▶ _Instructions to follow_: Locate the string "this" in the listing below. Copy every line where it is found.

- Opening Delimiter -

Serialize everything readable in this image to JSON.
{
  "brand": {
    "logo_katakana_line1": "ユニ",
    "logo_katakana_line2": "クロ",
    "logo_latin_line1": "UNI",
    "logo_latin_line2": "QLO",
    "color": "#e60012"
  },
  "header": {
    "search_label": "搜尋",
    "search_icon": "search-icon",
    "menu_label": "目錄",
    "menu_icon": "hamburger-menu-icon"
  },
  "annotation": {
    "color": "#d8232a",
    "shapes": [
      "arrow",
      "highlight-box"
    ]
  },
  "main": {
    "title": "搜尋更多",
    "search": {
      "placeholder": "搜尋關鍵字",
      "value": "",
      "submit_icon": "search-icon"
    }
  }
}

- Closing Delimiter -
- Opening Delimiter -

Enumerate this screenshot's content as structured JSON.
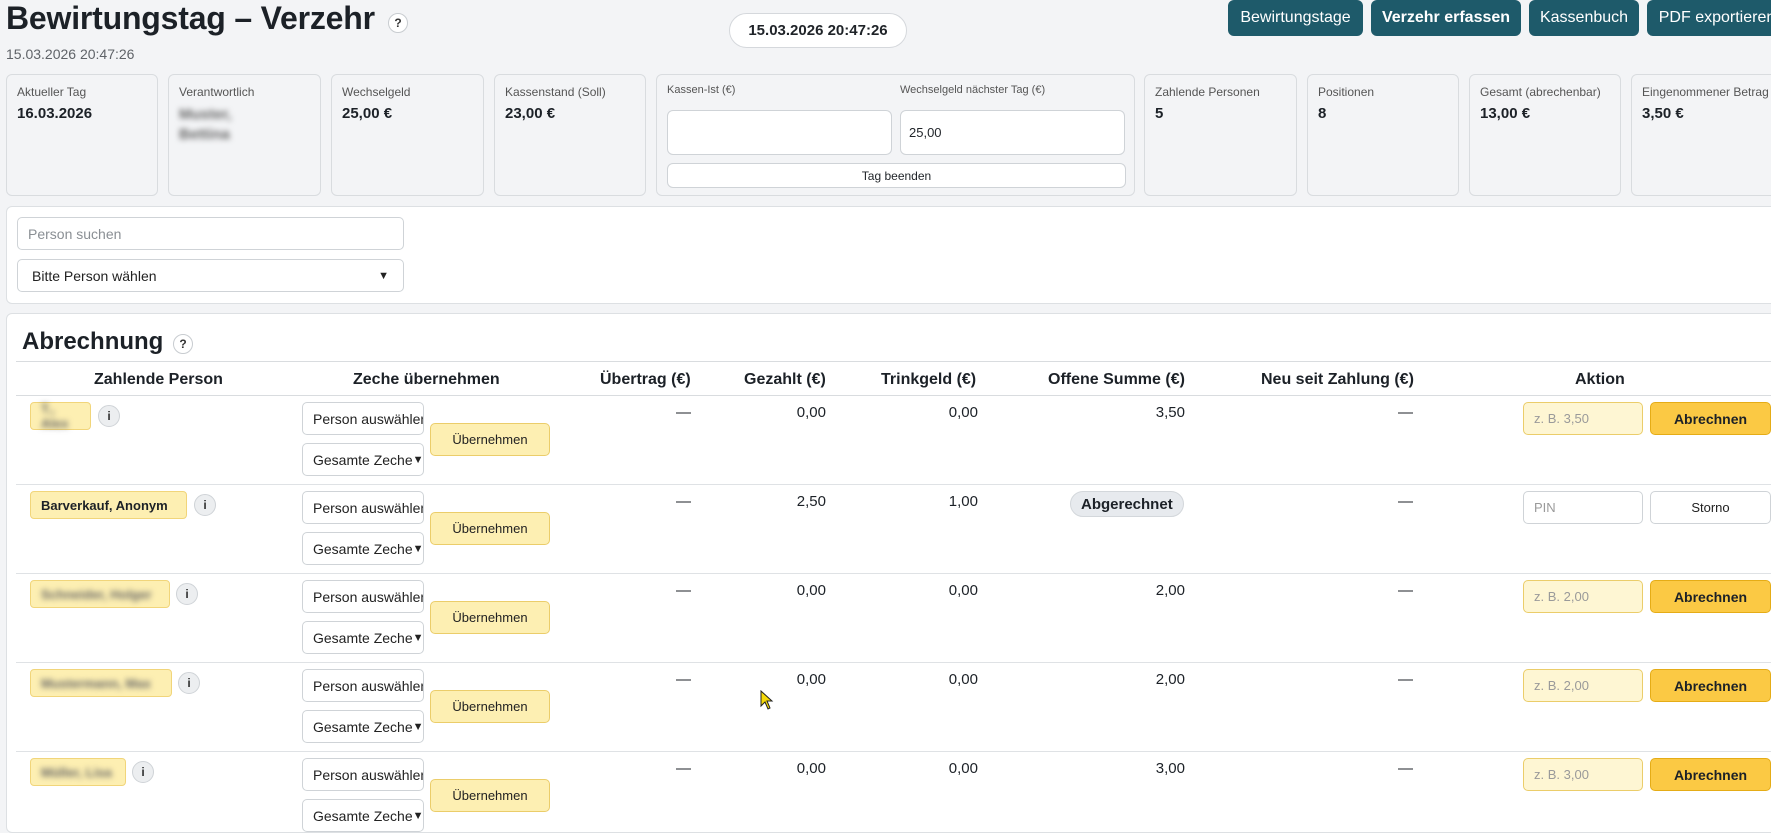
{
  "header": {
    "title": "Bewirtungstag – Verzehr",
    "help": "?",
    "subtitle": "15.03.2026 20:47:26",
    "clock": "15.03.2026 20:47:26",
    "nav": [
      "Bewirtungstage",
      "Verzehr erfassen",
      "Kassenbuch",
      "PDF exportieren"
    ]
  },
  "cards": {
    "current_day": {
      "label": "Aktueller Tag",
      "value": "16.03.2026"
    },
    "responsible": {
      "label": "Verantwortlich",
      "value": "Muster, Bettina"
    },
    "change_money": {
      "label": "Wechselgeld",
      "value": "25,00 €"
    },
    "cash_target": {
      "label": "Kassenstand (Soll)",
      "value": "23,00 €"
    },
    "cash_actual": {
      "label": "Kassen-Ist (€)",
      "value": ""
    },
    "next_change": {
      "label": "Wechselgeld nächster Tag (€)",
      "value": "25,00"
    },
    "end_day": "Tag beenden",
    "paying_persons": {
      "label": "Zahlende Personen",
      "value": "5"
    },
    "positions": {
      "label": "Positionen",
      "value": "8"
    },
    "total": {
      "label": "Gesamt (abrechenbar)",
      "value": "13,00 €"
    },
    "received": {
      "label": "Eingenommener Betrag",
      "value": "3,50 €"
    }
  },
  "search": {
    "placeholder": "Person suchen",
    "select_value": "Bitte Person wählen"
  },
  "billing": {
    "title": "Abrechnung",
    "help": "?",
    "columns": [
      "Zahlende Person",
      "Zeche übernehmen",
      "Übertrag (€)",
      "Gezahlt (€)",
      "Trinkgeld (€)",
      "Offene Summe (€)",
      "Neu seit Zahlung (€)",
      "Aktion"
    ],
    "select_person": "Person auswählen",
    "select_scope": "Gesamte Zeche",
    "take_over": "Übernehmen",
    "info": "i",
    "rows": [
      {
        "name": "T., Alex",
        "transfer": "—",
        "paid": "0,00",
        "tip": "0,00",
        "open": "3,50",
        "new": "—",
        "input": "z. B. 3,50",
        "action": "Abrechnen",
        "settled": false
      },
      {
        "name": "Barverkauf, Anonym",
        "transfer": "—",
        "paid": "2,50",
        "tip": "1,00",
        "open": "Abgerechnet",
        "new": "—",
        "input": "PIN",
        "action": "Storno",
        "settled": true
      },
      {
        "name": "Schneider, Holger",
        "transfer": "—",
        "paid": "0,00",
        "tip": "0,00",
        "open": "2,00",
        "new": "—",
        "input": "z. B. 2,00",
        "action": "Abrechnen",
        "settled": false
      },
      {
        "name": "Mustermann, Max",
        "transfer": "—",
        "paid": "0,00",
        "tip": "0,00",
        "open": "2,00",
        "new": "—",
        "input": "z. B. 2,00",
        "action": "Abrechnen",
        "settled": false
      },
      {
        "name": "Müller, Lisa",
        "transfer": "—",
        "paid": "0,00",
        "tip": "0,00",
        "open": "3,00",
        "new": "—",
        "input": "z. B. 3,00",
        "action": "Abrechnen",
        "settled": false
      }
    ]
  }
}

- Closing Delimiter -
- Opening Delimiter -

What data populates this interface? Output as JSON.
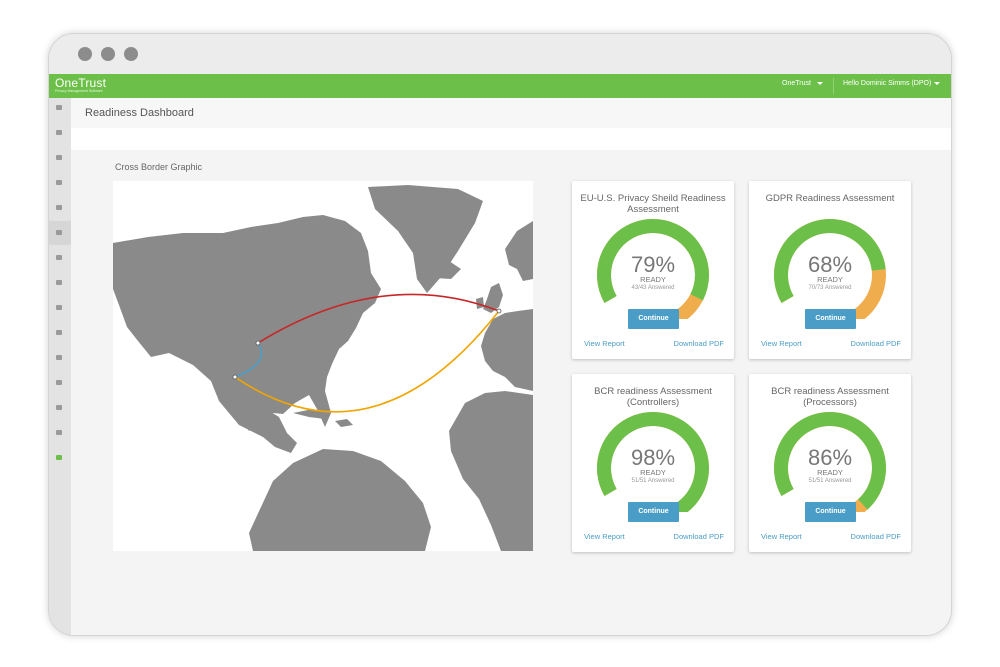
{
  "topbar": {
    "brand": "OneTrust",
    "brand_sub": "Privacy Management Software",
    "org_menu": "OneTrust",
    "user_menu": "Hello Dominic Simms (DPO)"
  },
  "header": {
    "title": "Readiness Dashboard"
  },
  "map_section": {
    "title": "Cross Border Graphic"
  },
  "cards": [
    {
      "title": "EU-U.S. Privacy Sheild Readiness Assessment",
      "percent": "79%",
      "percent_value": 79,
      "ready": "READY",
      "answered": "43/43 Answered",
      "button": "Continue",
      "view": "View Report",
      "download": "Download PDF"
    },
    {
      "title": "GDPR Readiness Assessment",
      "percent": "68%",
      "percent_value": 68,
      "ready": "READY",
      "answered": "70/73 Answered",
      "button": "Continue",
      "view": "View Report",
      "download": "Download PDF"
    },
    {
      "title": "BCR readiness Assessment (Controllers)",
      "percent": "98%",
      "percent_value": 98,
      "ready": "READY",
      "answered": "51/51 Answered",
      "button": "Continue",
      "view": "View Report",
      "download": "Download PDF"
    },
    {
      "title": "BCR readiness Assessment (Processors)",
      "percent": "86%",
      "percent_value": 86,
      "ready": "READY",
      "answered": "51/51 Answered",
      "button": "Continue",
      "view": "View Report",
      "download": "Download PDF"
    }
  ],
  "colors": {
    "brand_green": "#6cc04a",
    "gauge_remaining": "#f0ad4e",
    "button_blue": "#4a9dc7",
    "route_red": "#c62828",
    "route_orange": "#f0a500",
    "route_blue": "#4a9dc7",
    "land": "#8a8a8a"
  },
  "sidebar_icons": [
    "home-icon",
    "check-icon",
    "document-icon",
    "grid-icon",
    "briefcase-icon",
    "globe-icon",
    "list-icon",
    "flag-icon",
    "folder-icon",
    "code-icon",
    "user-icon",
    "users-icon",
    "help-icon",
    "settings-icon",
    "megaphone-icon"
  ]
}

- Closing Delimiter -

▶ _Written solution_:
Serialize everything readable in this image to JSON.
Enumerate this screenshot's content as structured JSON.
What data populates this interface? Output as JSON.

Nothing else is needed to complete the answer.